The NCAA justice system has always been a murky process. The NCAA doesn't have subpoena power, and so details that get reported don't always mesh with the NCAA standards of what they can go with, especially if witnesses don't want to come forward and meet with them.
In reality, if USC hadn't gotten hit so hard with the 30-scholarship sanctions, the postseason ban for Ohio State and the five-year show-cause order on Tressel would probably be viewed in a different light around the country. After all, Paul Dee, the ex-Miami AD who has become the face of a wide-reaching scandal in his former own program, explained how Bush's "high-profile" status added to USC's culpability. Yet that standard seemed to be unique and irrelevant in regards to other NCAA investigations.

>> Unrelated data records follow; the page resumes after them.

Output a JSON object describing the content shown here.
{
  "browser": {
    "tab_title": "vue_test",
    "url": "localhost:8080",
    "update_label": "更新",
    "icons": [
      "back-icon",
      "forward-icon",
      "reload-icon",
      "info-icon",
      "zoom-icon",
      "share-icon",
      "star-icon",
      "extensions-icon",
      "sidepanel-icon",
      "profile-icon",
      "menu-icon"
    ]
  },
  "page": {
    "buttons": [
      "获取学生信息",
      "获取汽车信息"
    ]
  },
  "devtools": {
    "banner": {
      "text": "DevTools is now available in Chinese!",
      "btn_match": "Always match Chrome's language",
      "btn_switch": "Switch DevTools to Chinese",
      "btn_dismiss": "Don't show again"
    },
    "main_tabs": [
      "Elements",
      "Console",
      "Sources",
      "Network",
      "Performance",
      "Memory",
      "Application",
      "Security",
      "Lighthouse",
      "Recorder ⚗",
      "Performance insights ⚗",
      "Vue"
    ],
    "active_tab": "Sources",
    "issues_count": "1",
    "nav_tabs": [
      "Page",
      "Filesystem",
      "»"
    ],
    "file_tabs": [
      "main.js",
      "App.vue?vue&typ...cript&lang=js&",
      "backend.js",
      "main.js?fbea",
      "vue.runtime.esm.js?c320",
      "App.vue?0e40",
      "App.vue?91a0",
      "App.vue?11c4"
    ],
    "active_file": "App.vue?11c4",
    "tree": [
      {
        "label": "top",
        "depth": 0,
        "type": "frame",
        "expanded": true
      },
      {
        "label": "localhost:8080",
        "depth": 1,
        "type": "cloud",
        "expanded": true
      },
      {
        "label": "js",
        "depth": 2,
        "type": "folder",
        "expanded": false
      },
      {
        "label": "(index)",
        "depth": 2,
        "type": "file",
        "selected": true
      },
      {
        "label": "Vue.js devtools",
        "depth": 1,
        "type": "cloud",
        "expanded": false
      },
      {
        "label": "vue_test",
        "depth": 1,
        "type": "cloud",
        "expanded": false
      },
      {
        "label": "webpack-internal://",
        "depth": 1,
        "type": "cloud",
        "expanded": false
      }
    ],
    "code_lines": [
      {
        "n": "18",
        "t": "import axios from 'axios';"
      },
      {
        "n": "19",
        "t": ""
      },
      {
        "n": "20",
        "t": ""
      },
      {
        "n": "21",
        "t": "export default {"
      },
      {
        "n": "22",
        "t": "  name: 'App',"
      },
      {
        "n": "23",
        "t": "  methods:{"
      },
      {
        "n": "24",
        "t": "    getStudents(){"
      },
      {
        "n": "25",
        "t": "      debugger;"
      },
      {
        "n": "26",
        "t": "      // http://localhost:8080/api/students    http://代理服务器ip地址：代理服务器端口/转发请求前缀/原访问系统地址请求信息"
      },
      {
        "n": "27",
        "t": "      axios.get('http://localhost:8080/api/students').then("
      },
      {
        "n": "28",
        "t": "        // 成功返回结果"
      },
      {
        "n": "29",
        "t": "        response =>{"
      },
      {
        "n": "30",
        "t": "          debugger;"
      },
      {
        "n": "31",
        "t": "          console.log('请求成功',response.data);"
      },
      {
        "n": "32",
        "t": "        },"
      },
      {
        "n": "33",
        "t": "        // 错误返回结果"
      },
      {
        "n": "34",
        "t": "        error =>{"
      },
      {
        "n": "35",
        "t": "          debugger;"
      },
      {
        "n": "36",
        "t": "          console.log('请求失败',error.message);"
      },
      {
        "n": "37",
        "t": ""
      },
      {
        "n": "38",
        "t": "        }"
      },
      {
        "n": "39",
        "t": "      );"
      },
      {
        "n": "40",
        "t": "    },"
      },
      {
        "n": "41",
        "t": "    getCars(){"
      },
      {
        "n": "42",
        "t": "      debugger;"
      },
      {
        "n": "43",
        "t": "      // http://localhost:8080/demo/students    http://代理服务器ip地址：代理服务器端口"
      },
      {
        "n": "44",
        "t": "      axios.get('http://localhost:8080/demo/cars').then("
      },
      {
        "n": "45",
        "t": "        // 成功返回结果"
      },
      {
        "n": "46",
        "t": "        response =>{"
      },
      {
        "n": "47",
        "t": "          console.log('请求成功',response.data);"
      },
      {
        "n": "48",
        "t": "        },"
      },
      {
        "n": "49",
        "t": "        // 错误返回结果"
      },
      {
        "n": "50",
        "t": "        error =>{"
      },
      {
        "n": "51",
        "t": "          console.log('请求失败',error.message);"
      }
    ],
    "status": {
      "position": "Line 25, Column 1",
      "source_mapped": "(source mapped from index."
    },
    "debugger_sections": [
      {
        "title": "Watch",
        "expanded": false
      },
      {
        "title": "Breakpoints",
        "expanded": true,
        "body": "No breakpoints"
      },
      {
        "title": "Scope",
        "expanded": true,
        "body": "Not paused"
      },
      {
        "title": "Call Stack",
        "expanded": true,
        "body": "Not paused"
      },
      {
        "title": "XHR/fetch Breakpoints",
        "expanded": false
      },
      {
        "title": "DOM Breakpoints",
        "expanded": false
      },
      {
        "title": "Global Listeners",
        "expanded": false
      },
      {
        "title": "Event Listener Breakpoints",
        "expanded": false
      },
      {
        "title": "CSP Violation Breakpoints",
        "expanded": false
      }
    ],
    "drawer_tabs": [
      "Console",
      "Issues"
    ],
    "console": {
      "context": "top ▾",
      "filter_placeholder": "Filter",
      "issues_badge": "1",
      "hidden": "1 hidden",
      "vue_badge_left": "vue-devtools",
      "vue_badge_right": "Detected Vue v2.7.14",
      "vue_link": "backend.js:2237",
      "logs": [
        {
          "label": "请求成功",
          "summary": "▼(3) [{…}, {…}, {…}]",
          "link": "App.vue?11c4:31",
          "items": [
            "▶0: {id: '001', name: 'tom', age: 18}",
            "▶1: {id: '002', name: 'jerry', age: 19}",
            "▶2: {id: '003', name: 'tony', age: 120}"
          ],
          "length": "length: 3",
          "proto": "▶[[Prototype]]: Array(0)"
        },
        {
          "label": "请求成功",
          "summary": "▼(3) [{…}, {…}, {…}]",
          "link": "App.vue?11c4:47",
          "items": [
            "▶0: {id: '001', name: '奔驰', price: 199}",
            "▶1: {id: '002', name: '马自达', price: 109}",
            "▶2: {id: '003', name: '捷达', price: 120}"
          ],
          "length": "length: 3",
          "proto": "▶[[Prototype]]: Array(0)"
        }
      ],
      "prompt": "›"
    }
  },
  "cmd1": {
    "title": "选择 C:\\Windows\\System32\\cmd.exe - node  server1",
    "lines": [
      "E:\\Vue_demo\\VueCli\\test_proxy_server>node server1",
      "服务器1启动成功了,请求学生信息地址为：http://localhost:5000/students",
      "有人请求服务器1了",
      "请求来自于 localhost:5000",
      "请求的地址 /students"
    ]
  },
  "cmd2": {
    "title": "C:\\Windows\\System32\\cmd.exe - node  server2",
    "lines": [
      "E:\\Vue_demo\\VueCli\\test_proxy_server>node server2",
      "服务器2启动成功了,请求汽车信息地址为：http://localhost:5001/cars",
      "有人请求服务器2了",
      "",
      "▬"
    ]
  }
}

"Truthfully, anything that Dee said should be stricken from the record," said Holmes. "He is the most two-faced guy. The stuff that happened at his university is 10 times worse than at Ohio State, which is 10 times worse than what happened at USC. It's insane. Terrelle Pryor was as high-profile as you're going to get in college sports. He's friends with LeBron [James], and good for him, but that'd be the definition of a high-profile athlete.
"For my brother and guys like Matt Barkley, they were in middle school when this stuff with Reggie supposedly happened and for them to have to suffer, it's heartbreaking.
"They need to change this system. There has to be a way to punish the individuals, not people who had nothing to do with it because, let's face it, there's always going to be these situations. They say it's an amateur system but it's not. It's a farm system. And for them to pick and choose who they're going to punish and not punish, just doesn't make any sense."